World Bank chief Jim Yong Kim on Tuesday called for a global drive to wipe out extreme poverty by 2030, acknowledging that reaching the goal will require extraordinary efforts.
"A world free of poverty is within our grasp. It is time to help everyone across the globe secure a one-way ticket out of poverty and stay on the path toward prosperity," Kim said in a speech in Washington, according to the prepared text.
The World Bank president said that in practical terms, the goal would be to lower the number of people living on less than $1.25 a day from 21 percent of the world's population in 2010 to just three percent by 2030.
"Below 3.0 percent, the nature of the poverty challenge will change fundamentally in most parts of the world.
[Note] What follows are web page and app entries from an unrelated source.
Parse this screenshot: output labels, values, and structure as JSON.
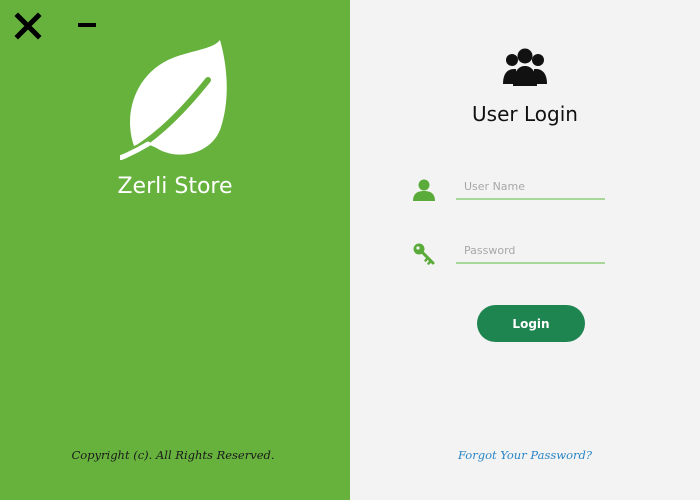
{
  "window": {
    "close_icon": "close-icon",
    "minimize_icon": "minimize-icon"
  },
  "brand": {
    "logo_icon": "leaf-icon",
    "name": "Zerli Store",
    "copyright": "Copyright (c). All Rights Reserved."
  },
  "login": {
    "header_icon": "users-group-icon",
    "title": "User Login",
    "username": {
      "icon": "user-icon",
      "placeholder": "User Name",
      "value": ""
    },
    "password": {
      "icon": "key-icon",
      "placeholder": "Password",
      "value": ""
    },
    "submit_label": "Login",
    "forgot_label": "Forgot Your Password?"
  },
  "colors": {
    "left_panel": "#66b23d",
    "right_panel": "#f3f3f3",
    "button": "#1f8550",
    "field_underline": "#a9d79a",
    "link": "#2a86c7"
  }
}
The focus will shift from broad structural measures to tackling sporadic poverty among specific vulnerable groups," Kim said in a speech at Georgetown University.
"Though we will continue to reach out to those who suffer from sporadic and occasional poverty, the fight against mass poverty that countries have waged for centuries will be won."
In 2000, the international community set eight UN Millennium Development Goals to be reached by 2015. One of them, to halve extreme poverty, was accomplished in 2010, five years ahead of time, Kim noted, after developing countries invested in social safety nets and created buffers to protect against crises.
"To reach the 2030 goal, we must halve global poverty once, then halve it again, and then nearly halve it a third time -- all in less than one generation," he said.
To do that will require three main factors, he said.
Higher economic growth rates will be needed, in particular sustained high growth in South Asia and Sub-Saharan Africa. Efforts must be made to curb inequality and ensure that growth reduces poverty, especially through job creation.
And potential shocks, such as new food, fuel, or financial crises and climatic disasters, must be averted or cushioned.
The World Bank president also set another poverty-reduction target that is less measurable: to increase the incomes of the poorest 40 percent of the population in each country.
Kim, speaking ahead of the World Bank and International Monetary Fund meetings in Washington later in the month, said the goals of ending poverty and boosting shared prosperity require coordinated efforts.
"They are goals which we hope our partners -- our 188 member countries -- will achieve, with the support of the World Bank Group and the global development community," he said.